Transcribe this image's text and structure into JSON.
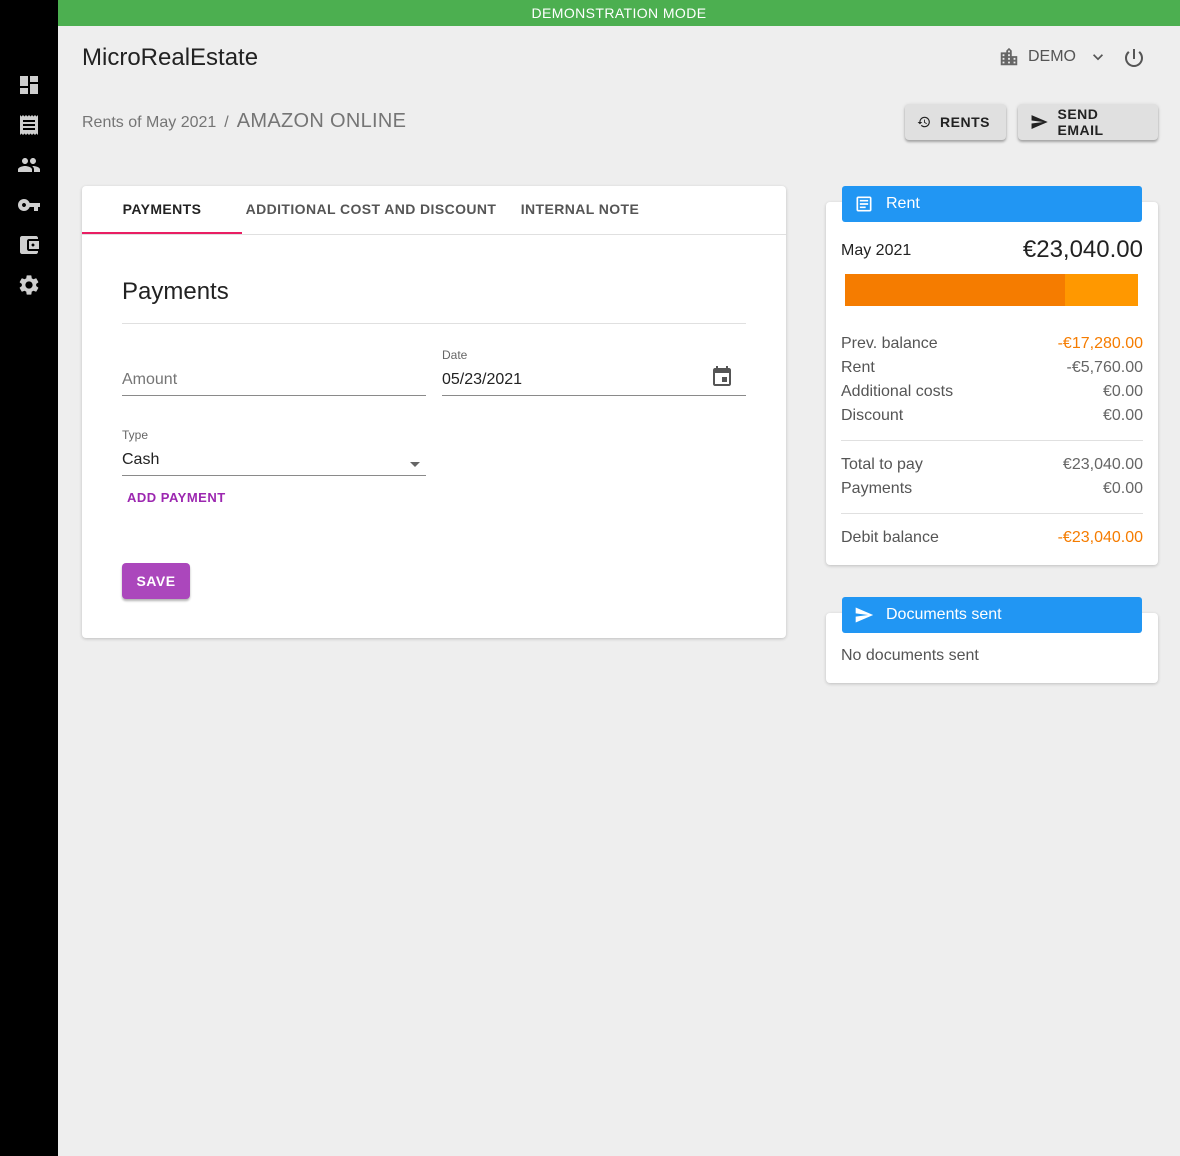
{
  "banner": "DEMONSTRATION MODE",
  "app_title": "MicroRealEstate",
  "org": {
    "name": "DEMO"
  },
  "breadcrumb": {
    "parent": "Rents of May 2021",
    "separator": "/",
    "current": "AMAZON ONLINE"
  },
  "toolbar": {
    "rents_label": "RENTS",
    "send_email_label": "SEND EMAIL"
  },
  "tabs": [
    {
      "label": "PAYMENTS"
    },
    {
      "label": "ADDITIONAL COST AND DISCOUNT"
    },
    {
      "label": "INTERNAL NOTE"
    }
  ],
  "payments_form": {
    "title": "Payments",
    "amount": {
      "placeholder": "Amount",
      "value": ""
    },
    "date": {
      "label": "Date",
      "value": "05/23/2021"
    },
    "type": {
      "label": "Type",
      "value": "Cash"
    },
    "add_payment_label": "ADD PAYMENT",
    "save_label": "SAVE"
  },
  "rent_card": {
    "header": "Rent",
    "month": "May 2021",
    "total": "€23,040.00",
    "progress": {
      "darker_share": 0.75
    },
    "rows": [
      {
        "label": "Prev. balance",
        "value": "-€17,280.00"
      },
      {
        "label": "Rent",
        "value": "-€5,760.00"
      },
      {
        "label": "Additional costs",
        "value": "€0.00"
      },
      {
        "label": "Discount",
        "value": "€0.00"
      },
      {
        "label": "Total to pay",
        "value": "€23,040.00"
      },
      {
        "label": "Payments",
        "value": "€0.00"
      },
      {
        "label": "Debit balance",
        "value": "-€23,040.00"
      }
    ]
  },
  "documents_card": {
    "header": "Documents sent",
    "empty_text": "No documents sent"
  },
  "colors": {
    "banner": "#4caf50",
    "card_header": "#2196f3",
    "accent": "#9c27b0",
    "tab_indicator": "#e91e63",
    "warning": "#f57c00",
    "progress_light": "#ff9800"
  },
  "sidebar": {
    "items": [
      {
        "icon": "dashboard-icon"
      },
      {
        "icon": "receipt-icon"
      },
      {
        "icon": "people-icon"
      },
      {
        "icon": "key-icon"
      },
      {
        "icon": "wallet-icon"
      },
      {
        "icon": "settings-icon"
      }
    ]
  }
}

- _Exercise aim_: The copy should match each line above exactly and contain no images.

- _Task answer_:
Transcribe this image's text and structure into JSON.
{
  "banner": "DEMONSTRATION MODE",
  "app_title": "MicroRealEstate",
  "org": {
    "name": "DEMO"
  },
  "breadcrumb": {
    "parent": "Rents of May 2021",
    "separator": "/",
    "current": "AMAZON ONLINE"
  },
  "toolbar": {
    "rents_label": "RENTS",
    "send_email_label": "SEND EMAIL"
  },
  "tabs": [
    {
      "label": "PAYMENTS"
    },
    {
      "label": "ADDITIONAL COST AND DISCOUNT"
    },
    {
      "label": "INTERNAL NOTE"
    }
  ],
  "payments_form": {
    "title": "Payments",
    "amount": {
      "placeholder": "Amount",
      "value": ""
    },
    "date": {
      "label": "Date",
      "value": "05/23/2021"
    },
    "type": {
      "label": "Type",
      "value": "Cash"
    },
    "add_payment_label": "ADD PAYMENT",
    "save_label": "SAVE"
  },
  "rent_card": {
    "header": "Rent",
    "month": "May 2021",
    "total": "€23,040.00",
    "progress": {
      "darker_share": 0.75
    },
    "rows": [
      {
        "label": "Prev. balance",
        "value": "-€17,280.00"
      },
      {
        "label": "Rent",
        "value": "-€5,760.00"
      },
      {
        "label": "Additional costs",
        "value": "€0.00"
      },
      {
        "label": "Discount",
        "value": "€0.00"
      },
      {
        "label": "Total to pay",
        "value": "€23,040.00"
      },
      {
        "label": "Payments",
        "value": "€0.00"
      },
      {
        "label": "Debit balance",
        "value": "-€23,040.00"
      }
    ]
  },
  "documents_card": {
    "header": "Documents sent",
    "empty_text": "No documents sent"
  },
  "colors": {
    "banner": "#4caf50",
    "card_header": "#2196f3",
    "accent": "#9c27b0",
    "tab_indicator": "#e91e63",
    "warning": "#f57c00",
    "progress_light": "#ff9800"
  },
  "sidebar": {
    "items": [
      {
        "icon": "dashboard-icon"
      },
      {
        "icon": "receipt-icon"
      },
      {
        "icon": "people-icon"
      },
      {
        "icon": "key-icon"
      },
      {
        "icon": "wallet-icon"
      },
      {
        "icon": "settings-icon"
      }
    ]
  }
}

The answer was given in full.